Mushroom picker goes missing in northern B.C. 0
North Shore Rescue says people need to go into the wilderness prepared and mushroom pickers are among the worst offenders for venturing into the woods without the right equipment. (FILE PHOTO)
Several hundred meters from where he was dropped off earlier this week Lyle Martin’s backpack was found and he was nowhere to be seen.
The 61-year-old was in the Fort Nelson area for a mushroom picking camp and was taken to an area on an ATV where he was meant to be collected later that same day.
Since then, there has been no trace of the man from the Chase, B.C. area other than his backpack carrying some provisions he’d brought for his mushroom hunt.
“What I understand is he was equipped with the necessities for a one-day excursion,” said RCMP spokeswoman Const. Lesley Smith. “He has advance hunting, fishing, back-country skills.”
Martin is the second mushroom picker to go missing in the wilderness. Late last month, another man was found unconscious and hypothermic by rescue crews near Anahim Lake in northern B.C.
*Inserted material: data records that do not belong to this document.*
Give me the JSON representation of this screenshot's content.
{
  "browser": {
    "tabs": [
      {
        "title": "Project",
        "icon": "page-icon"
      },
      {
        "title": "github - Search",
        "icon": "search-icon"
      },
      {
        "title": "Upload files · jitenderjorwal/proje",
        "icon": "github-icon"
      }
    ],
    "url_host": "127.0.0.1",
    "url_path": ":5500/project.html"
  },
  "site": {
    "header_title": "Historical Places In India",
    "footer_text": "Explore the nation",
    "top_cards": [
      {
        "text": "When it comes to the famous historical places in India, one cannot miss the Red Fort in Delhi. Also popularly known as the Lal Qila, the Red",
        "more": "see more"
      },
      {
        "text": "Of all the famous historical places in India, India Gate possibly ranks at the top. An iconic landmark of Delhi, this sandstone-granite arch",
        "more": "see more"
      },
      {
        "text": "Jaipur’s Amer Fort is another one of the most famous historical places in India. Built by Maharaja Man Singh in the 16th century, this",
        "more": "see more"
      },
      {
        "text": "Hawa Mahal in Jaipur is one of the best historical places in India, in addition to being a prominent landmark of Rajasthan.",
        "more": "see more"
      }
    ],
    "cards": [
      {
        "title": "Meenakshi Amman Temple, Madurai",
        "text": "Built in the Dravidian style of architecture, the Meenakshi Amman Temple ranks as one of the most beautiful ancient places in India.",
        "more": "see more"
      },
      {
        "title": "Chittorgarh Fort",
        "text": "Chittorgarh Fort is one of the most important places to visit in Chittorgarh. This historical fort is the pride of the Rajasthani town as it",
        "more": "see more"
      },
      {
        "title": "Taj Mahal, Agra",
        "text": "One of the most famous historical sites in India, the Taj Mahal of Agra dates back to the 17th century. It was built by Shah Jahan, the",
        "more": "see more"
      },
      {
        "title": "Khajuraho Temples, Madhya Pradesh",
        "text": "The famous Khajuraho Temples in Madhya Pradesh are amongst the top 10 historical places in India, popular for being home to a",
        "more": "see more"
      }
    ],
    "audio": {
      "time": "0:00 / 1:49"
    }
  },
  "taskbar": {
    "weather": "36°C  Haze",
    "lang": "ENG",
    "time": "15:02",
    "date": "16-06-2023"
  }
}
North Shore Rescue spokesman Tim Jones said mushroom pickers generally don’t head into the wilderness prepared. He added they often want to save as much room as they can for the fungi they’ve picked and therefore don’t pack essential gear — such as flashlights — when they head out.
“They tend to be focused on finding mushrooms, they’re not really aware of routes or trails,” he said.
Jones said there is “10 essentials” people must bring into the wilderness and they also must consider their fitness level.
“You should have water and Gatorade,” he said. “Water has everything to do with your body’s ability to perform.”
He pointed out another mistake people often make is using their cell phone for looking at maps or GPS, which runs down the battery rendering the phone useless when they become lost.
The 10 essentials are listed on northshorerescue.com